- Institute a flat-tax for all Catalan citizens regardless of class or income level.
- Establish strong international relations with all neighboring countries (Spain in particular) by forming alliances, contracting minor debts, and allowing for free and open trade.
- Establish strong immigration policies centered on a strictly merit based system.
- Insure regular elections for the people and fixed term limits on the government.
This is in no way a comprehensive view of the course of action Catalonia should take if they are to establish total independence.
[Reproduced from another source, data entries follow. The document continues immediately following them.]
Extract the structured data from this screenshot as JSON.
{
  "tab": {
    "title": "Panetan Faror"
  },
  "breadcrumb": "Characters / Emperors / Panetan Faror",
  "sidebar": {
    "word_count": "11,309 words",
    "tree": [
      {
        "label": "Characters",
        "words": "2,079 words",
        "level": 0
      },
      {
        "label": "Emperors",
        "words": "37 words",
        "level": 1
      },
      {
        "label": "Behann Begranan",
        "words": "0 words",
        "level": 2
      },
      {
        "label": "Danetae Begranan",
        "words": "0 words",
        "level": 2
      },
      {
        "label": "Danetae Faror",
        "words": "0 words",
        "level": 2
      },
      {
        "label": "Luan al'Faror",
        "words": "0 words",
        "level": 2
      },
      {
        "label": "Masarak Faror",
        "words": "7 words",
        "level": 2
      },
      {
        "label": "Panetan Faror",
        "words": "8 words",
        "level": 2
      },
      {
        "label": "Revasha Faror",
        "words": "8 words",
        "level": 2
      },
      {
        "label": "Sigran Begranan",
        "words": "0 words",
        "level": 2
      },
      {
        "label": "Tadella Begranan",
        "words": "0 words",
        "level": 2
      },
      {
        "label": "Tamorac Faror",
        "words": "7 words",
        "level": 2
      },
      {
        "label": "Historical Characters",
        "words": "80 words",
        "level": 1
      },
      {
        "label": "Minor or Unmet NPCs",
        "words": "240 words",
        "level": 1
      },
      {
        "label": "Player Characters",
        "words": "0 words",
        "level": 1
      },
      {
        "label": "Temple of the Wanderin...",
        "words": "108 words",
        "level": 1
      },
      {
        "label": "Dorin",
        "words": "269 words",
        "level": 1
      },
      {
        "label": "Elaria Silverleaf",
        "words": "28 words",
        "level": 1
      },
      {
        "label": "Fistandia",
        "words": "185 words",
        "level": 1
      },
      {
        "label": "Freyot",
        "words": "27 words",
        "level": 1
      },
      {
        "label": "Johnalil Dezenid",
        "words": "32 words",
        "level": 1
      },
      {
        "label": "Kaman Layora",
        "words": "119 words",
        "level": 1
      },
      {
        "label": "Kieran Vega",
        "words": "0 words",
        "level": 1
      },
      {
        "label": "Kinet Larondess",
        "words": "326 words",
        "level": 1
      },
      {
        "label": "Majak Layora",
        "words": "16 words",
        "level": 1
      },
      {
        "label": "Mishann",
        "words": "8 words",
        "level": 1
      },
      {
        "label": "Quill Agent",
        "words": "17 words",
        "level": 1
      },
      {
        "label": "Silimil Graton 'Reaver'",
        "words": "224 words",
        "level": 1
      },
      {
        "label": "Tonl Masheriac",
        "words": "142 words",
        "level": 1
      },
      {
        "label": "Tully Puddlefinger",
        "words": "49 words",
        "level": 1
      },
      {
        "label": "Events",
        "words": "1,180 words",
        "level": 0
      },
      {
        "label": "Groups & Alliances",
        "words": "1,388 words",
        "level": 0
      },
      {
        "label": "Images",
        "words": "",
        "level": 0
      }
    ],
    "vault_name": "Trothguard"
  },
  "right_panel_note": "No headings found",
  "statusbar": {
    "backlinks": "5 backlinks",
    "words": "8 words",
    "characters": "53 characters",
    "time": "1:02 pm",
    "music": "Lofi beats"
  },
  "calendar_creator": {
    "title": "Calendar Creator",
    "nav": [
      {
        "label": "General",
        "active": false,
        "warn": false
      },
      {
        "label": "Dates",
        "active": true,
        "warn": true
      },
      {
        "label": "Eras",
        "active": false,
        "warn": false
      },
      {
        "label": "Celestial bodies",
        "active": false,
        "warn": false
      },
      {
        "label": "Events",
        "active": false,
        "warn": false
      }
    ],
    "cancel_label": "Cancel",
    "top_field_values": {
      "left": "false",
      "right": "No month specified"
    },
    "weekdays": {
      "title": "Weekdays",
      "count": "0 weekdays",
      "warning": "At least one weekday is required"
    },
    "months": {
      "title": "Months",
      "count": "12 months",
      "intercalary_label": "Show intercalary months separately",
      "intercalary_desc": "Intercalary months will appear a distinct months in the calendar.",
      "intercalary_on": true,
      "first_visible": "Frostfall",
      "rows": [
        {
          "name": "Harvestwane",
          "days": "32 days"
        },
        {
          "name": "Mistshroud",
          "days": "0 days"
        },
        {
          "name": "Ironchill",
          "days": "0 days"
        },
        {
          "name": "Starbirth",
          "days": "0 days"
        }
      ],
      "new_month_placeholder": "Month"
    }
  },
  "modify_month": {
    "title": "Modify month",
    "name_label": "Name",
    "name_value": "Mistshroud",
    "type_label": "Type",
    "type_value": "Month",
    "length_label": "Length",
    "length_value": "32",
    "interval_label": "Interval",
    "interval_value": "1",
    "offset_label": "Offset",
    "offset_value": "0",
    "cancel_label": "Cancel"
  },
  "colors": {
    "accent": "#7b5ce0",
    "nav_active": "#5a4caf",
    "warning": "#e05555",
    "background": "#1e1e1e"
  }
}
It is merely a starting point to be expanded upon by the Catalan Government at the consent of the governed, as the situation continues to unfold.
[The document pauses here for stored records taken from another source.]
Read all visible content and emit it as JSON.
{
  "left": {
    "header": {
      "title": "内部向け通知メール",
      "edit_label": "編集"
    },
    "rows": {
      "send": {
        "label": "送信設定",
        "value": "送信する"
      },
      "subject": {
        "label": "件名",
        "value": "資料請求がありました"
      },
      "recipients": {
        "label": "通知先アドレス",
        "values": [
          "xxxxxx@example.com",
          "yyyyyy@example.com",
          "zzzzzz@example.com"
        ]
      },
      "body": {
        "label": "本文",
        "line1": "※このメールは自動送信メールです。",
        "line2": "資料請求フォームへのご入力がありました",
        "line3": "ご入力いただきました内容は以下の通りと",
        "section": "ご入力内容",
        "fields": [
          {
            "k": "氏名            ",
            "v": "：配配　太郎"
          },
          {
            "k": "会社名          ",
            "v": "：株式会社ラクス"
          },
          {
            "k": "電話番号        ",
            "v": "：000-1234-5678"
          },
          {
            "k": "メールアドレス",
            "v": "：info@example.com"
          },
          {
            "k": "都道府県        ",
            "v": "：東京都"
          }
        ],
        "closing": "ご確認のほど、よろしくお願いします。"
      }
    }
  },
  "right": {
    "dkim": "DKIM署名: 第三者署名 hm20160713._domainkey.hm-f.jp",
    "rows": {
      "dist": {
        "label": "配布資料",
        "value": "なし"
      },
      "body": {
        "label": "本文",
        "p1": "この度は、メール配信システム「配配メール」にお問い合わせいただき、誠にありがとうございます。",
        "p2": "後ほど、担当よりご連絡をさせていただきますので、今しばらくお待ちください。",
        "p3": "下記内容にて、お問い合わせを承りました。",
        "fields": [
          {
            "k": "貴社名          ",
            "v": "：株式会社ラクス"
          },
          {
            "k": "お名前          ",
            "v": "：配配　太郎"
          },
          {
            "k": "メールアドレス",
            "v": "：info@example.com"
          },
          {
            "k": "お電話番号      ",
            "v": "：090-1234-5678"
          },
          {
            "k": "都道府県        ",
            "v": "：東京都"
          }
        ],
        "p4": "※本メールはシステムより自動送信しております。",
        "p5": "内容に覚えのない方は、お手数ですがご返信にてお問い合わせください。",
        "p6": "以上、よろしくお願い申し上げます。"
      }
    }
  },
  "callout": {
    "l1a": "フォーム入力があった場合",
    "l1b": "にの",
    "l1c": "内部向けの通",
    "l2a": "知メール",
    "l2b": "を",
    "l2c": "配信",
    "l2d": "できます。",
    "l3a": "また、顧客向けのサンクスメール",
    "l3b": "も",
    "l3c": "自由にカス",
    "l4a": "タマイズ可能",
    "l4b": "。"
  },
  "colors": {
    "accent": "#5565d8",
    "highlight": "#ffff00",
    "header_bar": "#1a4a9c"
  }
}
If an independence movement is to be successful, some of the weight must fall on the shoulders of other independent nations such as the United States, Canada and the U.K. to support and defend the Catalans in their search for autonomy. It may be well in the interest of the U.S. to back this move for independence for the formation of a bold trade alliance with the increasingly wealthy Catalonia. It appears that with a similar commercial spirit as the U.S., both nations could see a growth in the scale of their economies and increased dominance in the world market.
But the alliance should only be contracted on the premise that Catalonia remains a free state. The risk of Catalonia falling into socialism and authoritarianism is quite possible. In fact, many of the pro-separatists are members of the far-left “PSC” (Socialists’ Party of Catalonia) and tend towards a Democratic-Socialist state. And with this looming specter, many would suggest the United States must remain on its guard and warn the Catalan people not to fall into the same fate as Venezuela, North Korea, Cuba and others.
One could argue the United States should take the lead by recognizing Catalonia as a free and independent state and proceed to contract an alliance with the Catalan government, establishing exchange rates and proclaiming non-militant support for the same.
I do not imagine this will happen overnight – or possibly not at all. But I am certain that should Catalonia, bearing in mind its long eventful history, be able to maintain autonomy, establish a liberal state, and (with America’s help) take a giant leap forward on the world stage, may be one of the great free and industrious nations of the future.